Jurors found Sandra Parker, Laura Steele, Connie Meggs and William Isaacs each guilty of the most significant charges they faced: conspiracy to obstruct Congress’ proceedings, obstruction of an official proceeding, and conspiracy to prevent a federal officer from discharging duties.
The four were also found guilty of several other charges they faced, including destruction of government property.
The convictions add to a growing roster of Oath Keepers who are facing lengthy prison terms for their role in the events on Jan. 6. Stewart Rhodes, the group’s national leader was convicted in November of seditious conspiracy, along with Kelly Meggs — husband of Connie Meggs. In a second trial, four other Oath Keepers were convicted of seditious conspiracy: Roberto Minuta, David Moerschel, Joseph Hackett and Ed Vallejo.
Across the three multi-defendant trials, prosecutors have portrayed the group as a key driver of events on Jan. 6, conspiring to prevent the peaceful transfer of power from Donald Trump to Joe Biden, with some of them prepared to turn violent to achieve that end. Prosecutors noted that they had amassed a stockpile of weapons that they stashed at a hotel in Arlington, Va. that they discussed ferrying into Washington if the events had turned even more violent than they did.
Oath Keeper defendants argued that they were simply in Washington to perform security details for VIPs at Trump’s rally, which preceded the violent riot at the Capitol.
Monday’s verdict was less clear for two other defendants in the third Oath Keepers trial: Bennie Parker and Michael Greene.
Parker, who didn’t go into the Capitol, was acquitted of obstruction and conspiracy to prevent an officer from discharging duties, but the jury was deadlocked on whether he conspired with other Oath Keepers to obstruct Congress’ proceedings.
Greene was acquitted of that charge, and of conspiracy to prevent an officer from discharging duties, but the jury was stuck on whether he participated in the actual obstruction of Congress’ Jan. 6 session. Greene was also acquitted of evidence tampering.
Both men, however, were convicted of misdemeanor counts of entering and remaining in a restricted building.

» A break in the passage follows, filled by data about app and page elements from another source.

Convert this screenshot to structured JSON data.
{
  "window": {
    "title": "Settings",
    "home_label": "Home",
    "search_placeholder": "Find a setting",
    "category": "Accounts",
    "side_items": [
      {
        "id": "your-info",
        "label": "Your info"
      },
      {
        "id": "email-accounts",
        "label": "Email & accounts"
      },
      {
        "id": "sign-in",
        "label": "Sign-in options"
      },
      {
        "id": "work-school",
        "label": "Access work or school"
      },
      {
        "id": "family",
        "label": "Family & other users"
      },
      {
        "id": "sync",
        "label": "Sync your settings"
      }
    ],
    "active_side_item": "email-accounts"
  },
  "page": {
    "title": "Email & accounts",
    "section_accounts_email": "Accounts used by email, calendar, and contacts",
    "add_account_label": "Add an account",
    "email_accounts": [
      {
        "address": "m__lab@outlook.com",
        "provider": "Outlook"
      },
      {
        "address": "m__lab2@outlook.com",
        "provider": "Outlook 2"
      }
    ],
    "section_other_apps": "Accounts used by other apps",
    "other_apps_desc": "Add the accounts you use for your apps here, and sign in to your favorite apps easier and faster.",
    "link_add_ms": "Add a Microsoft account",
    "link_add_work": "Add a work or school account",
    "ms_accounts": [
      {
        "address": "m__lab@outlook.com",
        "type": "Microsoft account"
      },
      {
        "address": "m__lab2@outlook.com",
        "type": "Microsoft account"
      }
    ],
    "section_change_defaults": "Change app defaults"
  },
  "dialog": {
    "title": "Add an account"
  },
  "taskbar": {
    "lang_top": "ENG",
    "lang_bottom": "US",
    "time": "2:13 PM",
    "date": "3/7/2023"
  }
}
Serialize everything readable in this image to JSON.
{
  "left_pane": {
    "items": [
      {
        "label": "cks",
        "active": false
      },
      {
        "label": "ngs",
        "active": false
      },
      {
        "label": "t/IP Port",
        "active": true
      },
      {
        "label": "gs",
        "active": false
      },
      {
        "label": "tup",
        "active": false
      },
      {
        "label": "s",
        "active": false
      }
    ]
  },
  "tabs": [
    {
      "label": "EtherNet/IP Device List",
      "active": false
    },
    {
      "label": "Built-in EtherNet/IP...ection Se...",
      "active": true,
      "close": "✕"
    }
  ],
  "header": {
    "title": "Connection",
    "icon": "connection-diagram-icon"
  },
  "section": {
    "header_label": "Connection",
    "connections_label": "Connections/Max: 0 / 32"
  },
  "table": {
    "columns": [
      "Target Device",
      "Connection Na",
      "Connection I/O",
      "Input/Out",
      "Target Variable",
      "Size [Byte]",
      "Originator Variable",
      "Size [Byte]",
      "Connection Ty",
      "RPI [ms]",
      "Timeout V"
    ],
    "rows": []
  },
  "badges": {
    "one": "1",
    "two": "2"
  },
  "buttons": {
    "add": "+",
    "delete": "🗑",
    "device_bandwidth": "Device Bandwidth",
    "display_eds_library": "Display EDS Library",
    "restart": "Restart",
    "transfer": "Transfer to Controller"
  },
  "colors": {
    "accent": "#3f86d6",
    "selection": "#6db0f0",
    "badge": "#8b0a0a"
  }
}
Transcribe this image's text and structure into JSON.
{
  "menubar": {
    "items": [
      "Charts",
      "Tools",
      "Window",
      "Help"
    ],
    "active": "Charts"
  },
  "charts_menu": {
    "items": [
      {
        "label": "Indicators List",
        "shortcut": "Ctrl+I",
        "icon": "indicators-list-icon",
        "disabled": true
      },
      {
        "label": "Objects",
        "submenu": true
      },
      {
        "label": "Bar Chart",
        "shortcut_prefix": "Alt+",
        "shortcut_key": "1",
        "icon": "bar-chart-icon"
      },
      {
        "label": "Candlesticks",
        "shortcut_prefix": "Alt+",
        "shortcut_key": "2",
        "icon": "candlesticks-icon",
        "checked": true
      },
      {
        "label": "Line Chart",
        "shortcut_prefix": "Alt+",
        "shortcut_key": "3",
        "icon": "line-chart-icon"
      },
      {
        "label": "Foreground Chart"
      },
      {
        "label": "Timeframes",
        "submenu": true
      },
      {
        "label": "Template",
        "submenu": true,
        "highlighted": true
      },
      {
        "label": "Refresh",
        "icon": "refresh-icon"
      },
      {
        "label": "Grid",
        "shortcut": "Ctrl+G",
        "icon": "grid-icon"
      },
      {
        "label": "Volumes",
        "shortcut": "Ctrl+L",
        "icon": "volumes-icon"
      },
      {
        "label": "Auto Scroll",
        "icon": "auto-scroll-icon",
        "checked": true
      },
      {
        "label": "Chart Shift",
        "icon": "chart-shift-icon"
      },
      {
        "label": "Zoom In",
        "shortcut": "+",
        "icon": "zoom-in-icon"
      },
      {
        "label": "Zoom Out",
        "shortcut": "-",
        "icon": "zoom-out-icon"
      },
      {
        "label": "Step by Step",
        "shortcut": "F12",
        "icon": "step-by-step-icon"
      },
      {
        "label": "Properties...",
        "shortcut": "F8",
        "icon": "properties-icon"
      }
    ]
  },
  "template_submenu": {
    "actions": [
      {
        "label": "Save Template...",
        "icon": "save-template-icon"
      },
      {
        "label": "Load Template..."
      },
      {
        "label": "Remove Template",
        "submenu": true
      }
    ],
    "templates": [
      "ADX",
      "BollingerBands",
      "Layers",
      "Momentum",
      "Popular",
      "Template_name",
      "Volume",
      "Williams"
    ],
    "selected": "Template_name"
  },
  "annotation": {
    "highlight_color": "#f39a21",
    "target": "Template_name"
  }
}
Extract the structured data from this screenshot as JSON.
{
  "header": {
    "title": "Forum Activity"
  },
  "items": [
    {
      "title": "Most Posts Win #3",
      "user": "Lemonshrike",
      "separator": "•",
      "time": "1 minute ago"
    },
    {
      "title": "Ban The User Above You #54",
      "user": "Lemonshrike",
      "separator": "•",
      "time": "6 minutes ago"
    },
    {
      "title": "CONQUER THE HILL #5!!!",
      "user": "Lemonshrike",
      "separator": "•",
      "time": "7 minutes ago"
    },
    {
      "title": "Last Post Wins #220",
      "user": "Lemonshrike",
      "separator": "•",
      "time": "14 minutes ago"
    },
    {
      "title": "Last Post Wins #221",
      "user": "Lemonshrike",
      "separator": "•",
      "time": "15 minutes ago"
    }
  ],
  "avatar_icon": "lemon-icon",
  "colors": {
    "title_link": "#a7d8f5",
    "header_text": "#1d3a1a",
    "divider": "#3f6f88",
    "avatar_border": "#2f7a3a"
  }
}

The jury will continue to deliberate on the two deadlocked charges to see if it can return a unanimous verdict.